Wood floors are expensive. 

Wood floors initially may cost more than other flooring options, but over the long term, wood flooring is actually one of the most cost-effective flooring options available.

When properly installed and maintained, wood floors can last for hundreds of years. Other flooring options will likely have a service life of 10-20 years, which means they will need to be replaced 5-10 times as often as wood floors.

There are numerous examples of wood floors in excess of 300 years old that are still in service today. Most wood floors can be sanded and refinished several times during their service lives to restore beauty and luster. In addition, wood floors can adapt to many décor and style changes over the years while other flooring options can look dated and require replacement based on new decorating trends.

This makes wood floors a great long-term investment, and one of the least expensive flooring options available when considering total service life.

Wood floors are hard to maintain.

Routine maintenance for wood flooring is really very easy. Simply sweep, dust mop or vacuum the floors with the beater bar turned off to remove dirt and grit from between the floor boards.

Wet mops should be avoided because excessive water can dull the finish over time, or even damage the wood itself. When spills occur, they should be cleaned immediately with a dry or slightly damp cloth.

When the floor begins to look a little dull, using a wood flooring cleaner recommended by the installer will help renew luster. If you are not sure which cleaner to use, visit a reputable floor covering store like MODA Floors & Interiors for a recommendation.

Wood floors can scratch easily.

All flooring options will show some wear over time, but wood floori

ng is the only flooring option that can repair that wear to make it look new again.

Most scratches in wood flooring will occur in the finish, not the wood itself. These can be repaired through a process called pad and recoat in which the finish on the flooring is lightly abraded and then a new coat of finish is applied. This process is much like refinishing a piece of furniture where the old furniture is lightly sanded to give the new paint something to adhere to.

For scratches that are deeper and in the wood, the flooring can be sanded and refinished. A wood flooring professional who is properly trained, and also has the proper equipment, will remove just a small amount of the flooring material to make these kinds of repairs. Then, after the scratches are removed, a new coat of finish will be applied, restoring the floor to its original luster.
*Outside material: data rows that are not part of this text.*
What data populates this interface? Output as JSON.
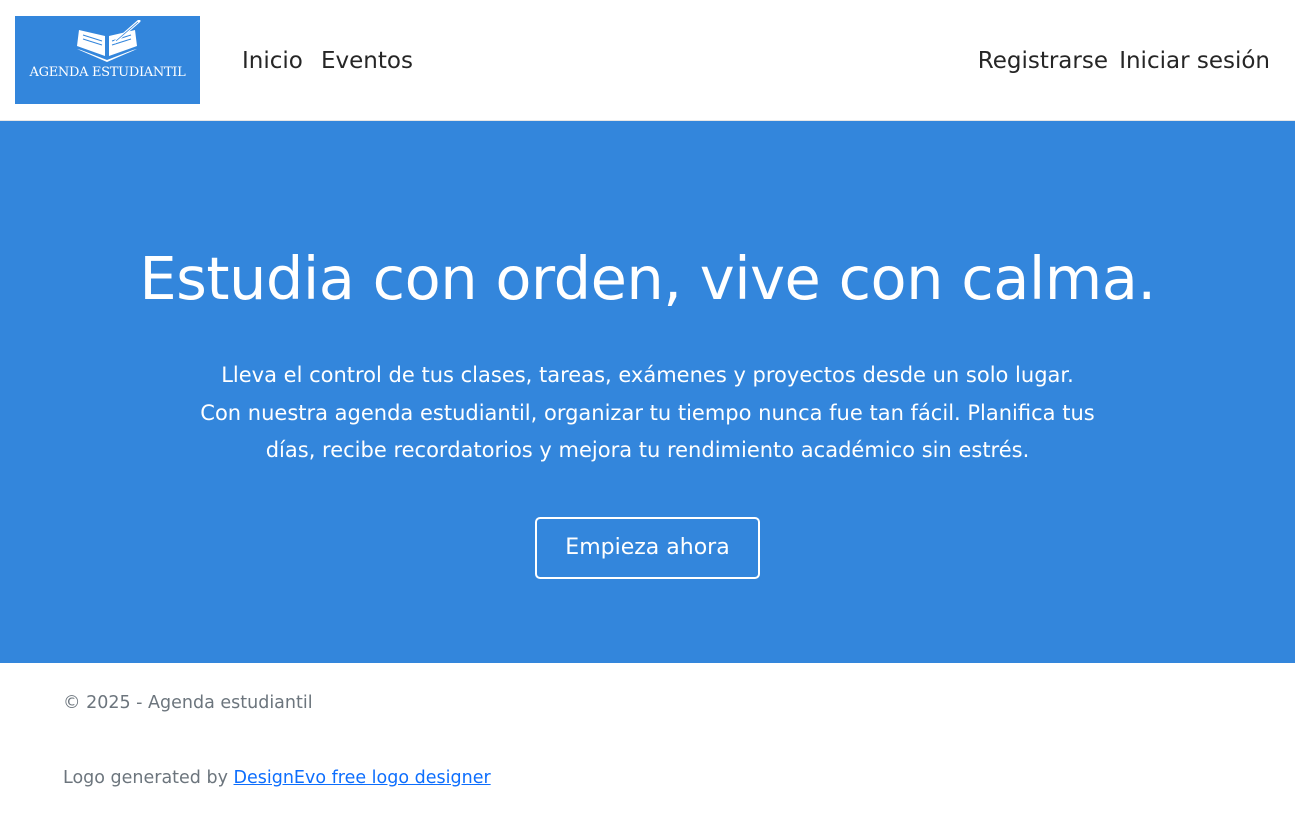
{
  "brand": {
    "logo_text": "AGENDA ESTUDIANTIL",
    "logo_background": "#3386dc",
    "logo_icon": "open-book-pen-icon"
  },
  "nav": {
    "left": [
      {
        "label": "Inicio"
      },
      {
        "label": "Eventos"
      }
    ],
    "right": [
      {
        "label": "Registrarse"
      },
      {
        "label": "Iniciar sesión"
      }
    ]
  },
  "hero": {
    "title": "Estudia con orden, vive con calma.",
    "text": "Lleva el control de tus clases, tareas, exámenes y proyectos desde un solo lugar. Con nuestra agenda estudiantil, organizar tu tiempo nunca fue tan fácil. Planifica tus días, recibe recordatorios y mejora tu rendimiento académico sin estrés.",
    "cta_label": "Empieza ahora",
    "background": "#3386dc"
  },
  "footer": {
    "copyright": "© 2025 - Agenda estudiantil",
    "credit_prefix": "Logo generated by ",
    "credit_link": "DesignEvo free logo designer",
    "link_color": "#0d6efd"
  }
}
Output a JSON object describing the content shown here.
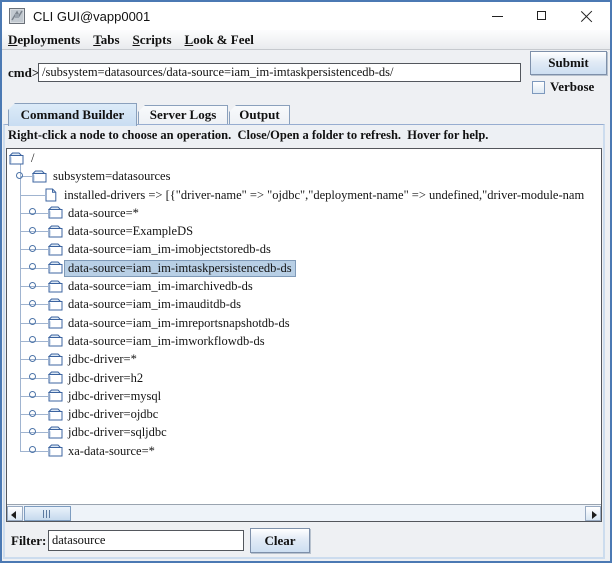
{
  "window": {
    "title": "CLI GUI@vapp0001"
  },
  "menubar": {
    "items": [
      {
        "mnemonic": "D",
        "rest": "eployments"
      },
      {
        "mnemonic": "T",
        "rest": "abs"
      },
      {
        "mnemonic": "S",
        "rest": "cripts"
      },
      {
        "mnemonic": "L",
        "rest": "ook & Feel"
      }
    ]
  },
  "command_bar": {
    "label": "cmd>",
    "value": "/subsystem=datasources/data-source=iam_im-imtaskpersistencedb-ds/",
    "submit": "Submit",
    "verbose": "Verbose",
    "verbose_checked": false
  },
  "tabs": {
    "items": [
      {
        "label": "Command Builder",
        "selected": true
      },
      {
        "label": "Server Logs",
        "selected": false
      },
      {
        "label": "Output",
        "selected": false
      }
    ]
  },
  "help_text": "Right-click a node to choose an operation.  Close/Open a folder to refresh.  Hover for help.",
  "tree": {
    "items": [
      {
        "label": "/",
        "level": 0,
        "icon": "folder",
        "handle": "none",
        "selected": false
      },
      {
        "label": "subsystem=datasources",
        "level": 1,
        "icon": "folder",
        "handle": "expanded",
        "selected": false
      },
      {
        "label": "installed-drivers => [{\"driver-name\" => \"ojdbc\",\"deployment-name\" => undefined,\"driver-module-nam",
        "level": 2,
        "icon": "document",
        "handle": "none",
        "selected": false
      },
      {
        "label": "data-source=*",
        "level": 2,
        "icon": "folder",
        "handle": "collapsed",
        "selected": false
      },
      {
        "label": "data-source=ExampleDS",
        "level": 2,
        "icon": "folder",
        "handle": "collapsed",
        "selected": false
      },
      {
        "label": "data-source=iam_im-imobjectstoredb-ds",
        "level": 2,
        "icon": "folder",
        "handle": "collapsed",
        "selected": false
      },
      {
        "label": "data-source=iam_im-imtaskpersistencedb-ds",
        "level": 2,
        "icon": "folder",
        "handle": "collapsed",
        "selected": true
      },
      {
        "label": "data-source=iam_im-imarchivedb-ds",
        "level": 2,
        "icon": "folder",
        "handle": "collapsed",
        "selected": false
      },
      {
        "label": "data-source=iam_im-imauditdb-ds",
        "level": 2,
        "icon": "folder",
        "handle": "collapsed",
        "selected": false
      },
      {
        "label": "data-source=iam_im-imreportsnapshotdb-ds",
        "level": 2,
        "icon": "folder",
        "handle": "collapsed",
        "selected": false
      },
      {
        "label": "data-source=iam_im-imworkflowdb-ds",
        "level": 2,
        "icon": "folder",
        "handle": "collapsed",
        "selected": false
      },
      {
        "label": "jdbc-driver=*",
        "level": 2,
        "icon": "folder",
        "handle": "collapsed",
        "selected": false
      },
      {
        "label": "jdbc-driver=h2",
        "level": 2,
        "icon": "folder",
        "handle": "collapsed",
        "selected": false
      },
      {
        "label": "jdbc-driver=mysql",
        "level": 2,
        "icon": "folder",
        "handle": "collapsed",
        "selected": false
      },
      {
        "label": "jdbc-driver=ojdbc",
        "level": 2,
        "icon": "folder",
        "handle": "collapsed",
        "selected": false
      },
      {
        "label": "jdbc-driver=sqljdbc",
        "level": 2,
        "icon": "folder",
        "handle": "collapsed",
        "selected": false
      },
      {
        "label": "xa-data-source=*",
        "level": 2,
        "icon": "folder",
        "handle": "collapsed",
        "selected": false
      }
    ]
  },
  "filter_bar": {
    "label": "Filter:",
    "value": "datasource",
    "clear": "Clear"
  },
  "colors": {
    "window_border": "#4b79b3",
    "selection_bg": "#b8cfe5",
    "selection_border": "#7f9ab8",
    "tab_selected_bg": "#cfe2f5",
    "tree_line": "#a0b4d0",
    "button_face": "#cddff1"
  }
}
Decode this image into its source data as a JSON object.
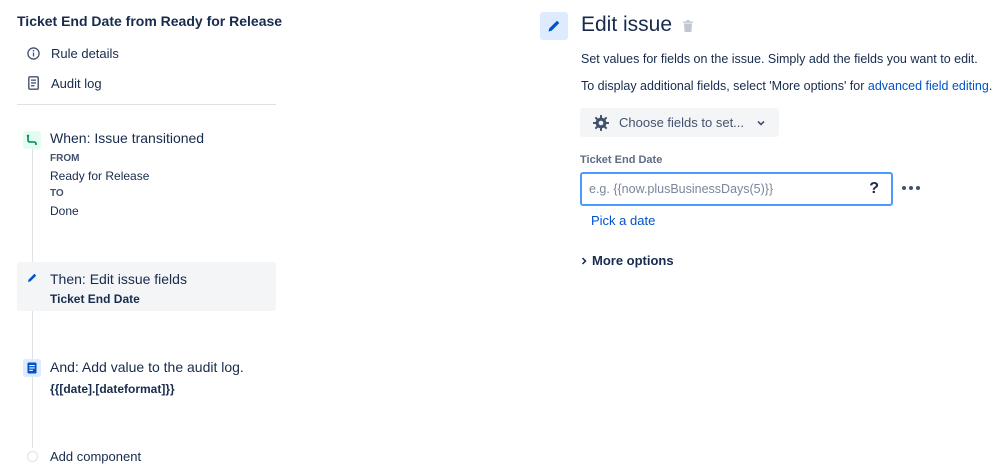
{
  "rule": {
    "title": "Ticket End Date from Ready for Release",
    "nav": [
      {
        "label": "Rule details",
        "icon": "info-icon"
      },
      {
        "label": "Audit log",
        "icon": "document-icon"
      }
    ]
  },
  "steps": {
    "trigger": {
      "title": "When: Issue transitioned",
      "from_label": "FROM",
      "from_value": "Ready for Release",
      "to_label": "TO",
      "to_value": "Done",
      "icon": "transition-icon"
    },
    "action": {
      "title": "Then: Edit issue fields",
      "detail": "Ticket End Date",
      "icon": "pencil-icon"
    },
    "audit": {
      "title": "And: Add value to the audit log.",
      "detail": "{{[date].[dateformat]}}",
      "icon": "document-icon"
    },
    "add_component": "Add component"
  },
  "editor": {
    "title": "Edit issue",
    "desc1": "Set values for fields on the issue. Simply add the fields you want to edit.",
    "desc2_prefix": "To display additional fields, select 'More options' for ",
    "desc2_link": "advanced field editing",
    "desc2_suffix": ".",
    "choose_fields": "Choose fields to set...",
    "field_label": "Ticket End Date",
    "field_placeholder": "e.g. {{now.plusBusinessDays(5)}}",
    "field_value": "",
    "help": "?",
    "pick_date": "Pick a date",
    "more_options": "More options"
  },
  "colors": {
    "text": "#172b4d",
    "link": "#0052cc",
    "trigger_icon_bg": "#e3fcef",
    "trigger_icon_fg": "#00875a",
    "action_icon_bg": "#deebff",
    "action_icon_fg": "#0052cc",
    "selected_bg": "#f4f5f7",
    "input_border": "#4c9aff"
  }
}
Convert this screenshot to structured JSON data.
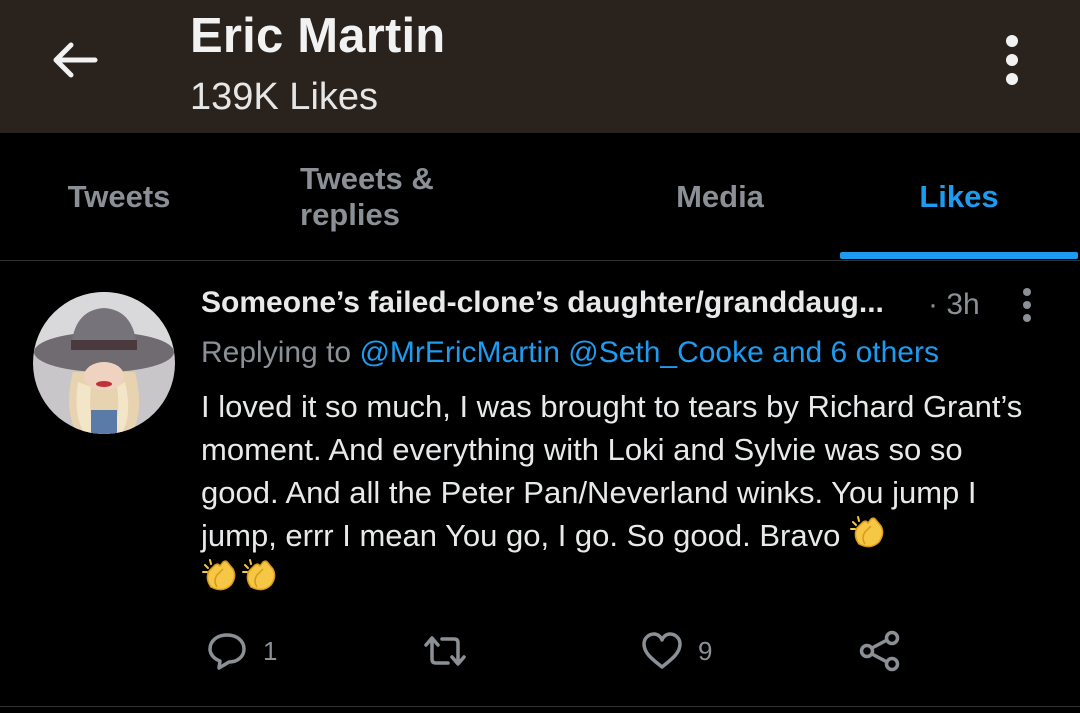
{
  "header": {
    "title": "Eric Martin",
    "subtitle": "139K Likes",
    "back_icon": "arrow-left-icon",
    "more_icon": "more-vertical-icon",
    "background": "#2a221d"
  },
  "tabs": [
    {
      "label": "Tweets",
      "active": false
    },
    {
      "label": "Tweets & replies",
      "active": false
    },
    {
      "label": "Media",
      "active": false
    },
    {
      "label": "Likes",
      "active": true
    }
  ],
  "accent_color": "#1d9bf0",
  "tweet": {
    "display_name": "Someone’s failed-clone’s daughter/granddaug...",
    "time": "· 3h",
    "replying_prefix": "Replying to",
    "mentions": [
      "@MrEricMartin",
      "@Seth_Cooke",
      "and 6 others"
    ],
    "text": "I loved it so much, I was brought to tears by Richard Grant’s moment. And everything with Loki and Sylvie was so so good. And all the  Peter Pan/Neverland winks. You jump I jump, errr I mean You go, I go. So good. Bravo",
    "emoji": "clapping-hands-emoji",
    "actions": {
      "reply_count": "1",
      "retweet_count": "",
      "like_count": "9"
    }
  }
}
Scratches on wood flooring can be prevented and minimized by placing scatter rugs at all entryways from outside, putting felt pads on furniture legs, clipping pet nails, and avoiding walking on floors in athletic cleats or high heels in disrepair.

Source: National Wood Flooring Association